■ **WHAT TO PRODUCE**:
Each line below that includes "placeholder" counts once; report the total and nothing more.

Collected data
######

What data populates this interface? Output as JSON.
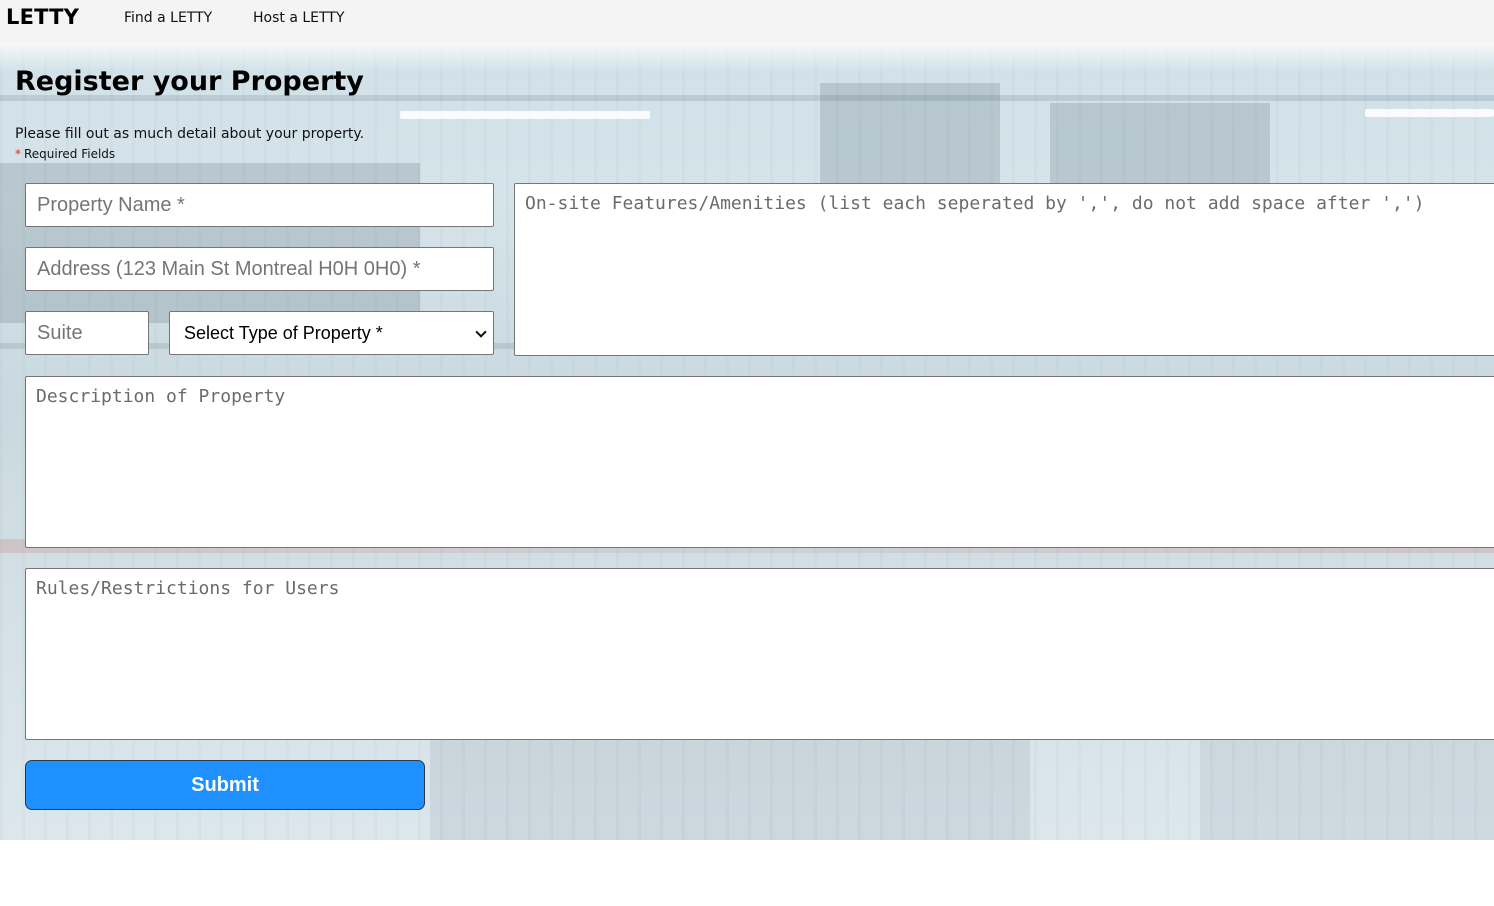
{
  "nav": {
    "brand": "LETTY",
    "links": [
      "Find a LETTY",
      "Host a LETTY"
    ]
  },
  "page": {
    "title": "Register your Property",
    "intro": "Please fill out as much detail about your property.",
    "required_star": "*",
    "required_note": "Required Fields"
  },
  "form": {
    "property_name": {
      "value": "",
      "placeholder": "Property Name *"
    },
    "address": {
      "value": "",
      "placeholder": "Address (123 Main St Montreal H0H 0H0) *"
    },
    "suite": {
      "value": "",
      "placeholder": "Suite"
    },
    "property_type": {
      "selected": "Select Type of Property *"
    },
    "features": {
      "value": "",
      "placeholder": "On-site Features/Amenities (list each seperated by ',', do not add space after ',')"
    },
    "description": {
      "value": "",
      "placeholder": "Description of Property"
    },
    "rules": {
      "value": "",
      "placeholder": "Rules/Restrictions for Users"
    },
    "submit_label": "Submit"
  },
  "colors": {
    "submit_bg": "#1e90ff",
    "required_star": "#e0262b",
    "navbar_bg": "#f4f4f4"
  },
  "icons": {
    "select_arrow": "chevron-down-icon"
  }
}
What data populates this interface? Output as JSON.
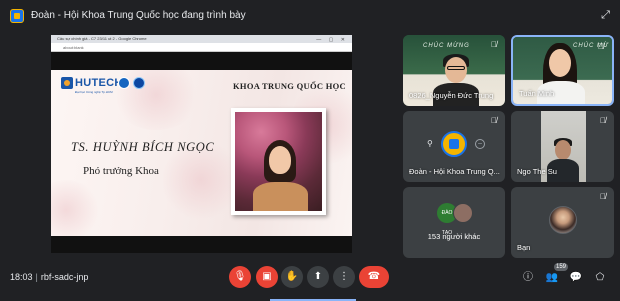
{
  "topbar": {
    "presenting_text": "Đoàn - Hội Khoa Trung Quốc học đang trình bày"
  },
  "shared_screen": {
    "window_title": "Câu sự chính giả - C7 23/11 ut 2 - Google Chrome",
    "url": "about:blank",
    "slide": {
      "logo_text": "HUTECH",
      "logo_subtext": "Đại học Công nghệ Tp.HCM",
      "department": "KHOA TRUNG QUỐC HỌC",
      "name": "TS. HUỲNH BÍCH NGỌC",
      "role": "Phó trưởng Khoa"
    }
  },
  "participants": [
    {
      "name": "0826_Nguyễn Đức Trung",
      "muted": true,
      "board_text": "CHÚC MỪNG"
    },
    {
      "name": "Tuấn Minh",
      "muted": true,
      "active_speaker": true,
      "board_text": "CHÚC MỪ"
    },
    {
      "name": "Đoàn - Hội Khoa Trung Q...",
      "muted": true
    },
    {
      "name": "Ngo The Su",
      "muted": true
    },
    {
      "name": "153 người khác",
      "avatar_label": "ĐÀO TẠO"
    },
    {
      "name": "Bạn",
      "muted": true
    }
  ],
  "bottombar": {
    "time": "18:03",
    "meeting_code": "rbf-sadc-jnp",
    "participants_count": "159",
    "controls": [
      "mic-off",
      "camera-off",
      "raise-hand",
      "present",
      "more-options",
      "leave-call"
    ],
    "right_icons": [
      "info",
      "people",
      "chat",
      "activities"
    ]
  },
  "colors": {
    "background": "#202124",
    "tile": "#3c4043",
    "danger": "#ea4335",
    "accent": "#8ab4f8"
  }
}
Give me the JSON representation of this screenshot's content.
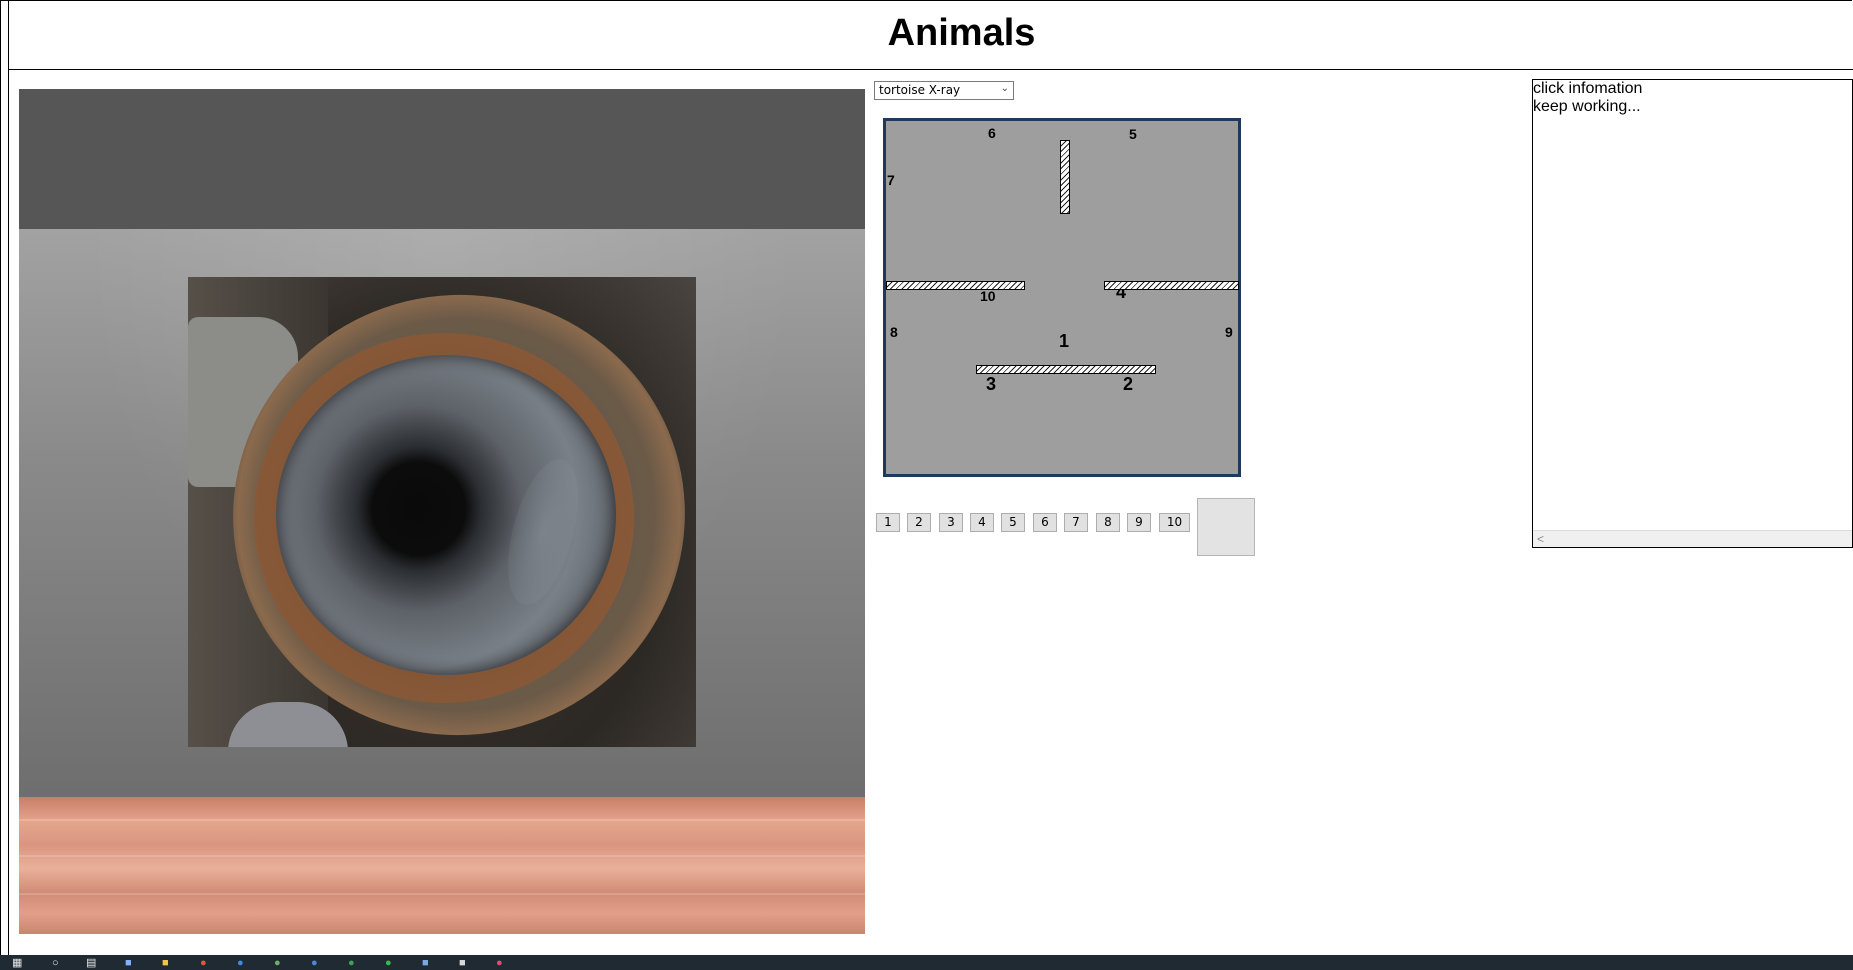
{
  "page": {
    "title": "Animals"
  },
  "scene": {
    "description_visible": false
  },
  "selector": {
    "selected": "tortoise X-ray"
  },
  "map": {
    "room_labels": [
      "6",
      "5",
      "7",
      "10",
      "4",
      "8",
      "1",
      "9",
      "3",
      "2"
    ]
  },
  "room_buttons": [
    "1",
    "2",
    "3",
    "4",
    "5",
    "6",
    "7",
    "8",
    "9",
    "10"
  ],
  "info_panel": {
    "lines": [
      "click infomation",
      "keep working..."
    ]
  },
  "taskbar": {
    "icons": [
      "windows-start-icon",
      "search-icon",
      "task-view-icon",
      "file-icon",
      "folder-icon",
      "chrome-icon",
      "edge-icon",
      "app-icon",
      "app-icon",
      "app-icon",
      "line-icon",
      "mail-icon",
      "notepad-icon",
      "app-icon"
    ]
  }
}
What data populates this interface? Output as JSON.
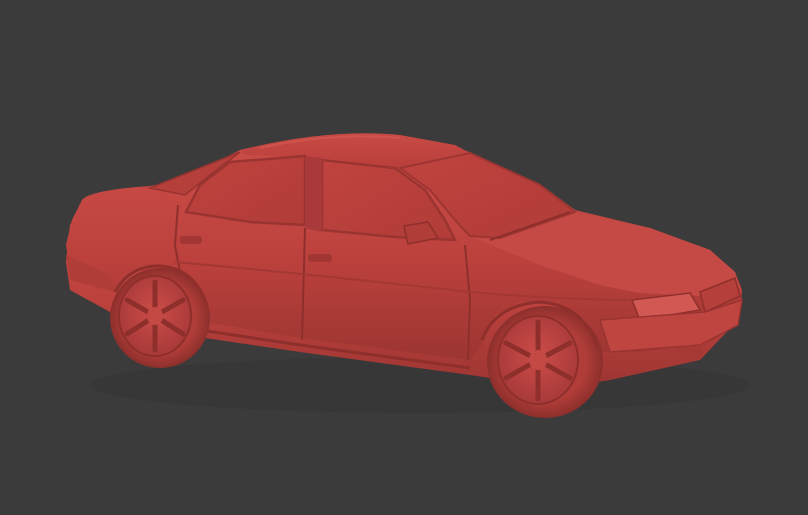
{
  "viewport": {
    "background_color": "#3b3b3b",
    "shading": "clay render",
    "model": {
      "subject": "sedan-car",
      "material_color": "#c0433f",
      "shadow_color": "#8f2f2d",
      "highlight_color": "#d45a54"
    }
  }
}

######

■ **RESPONSE**:
6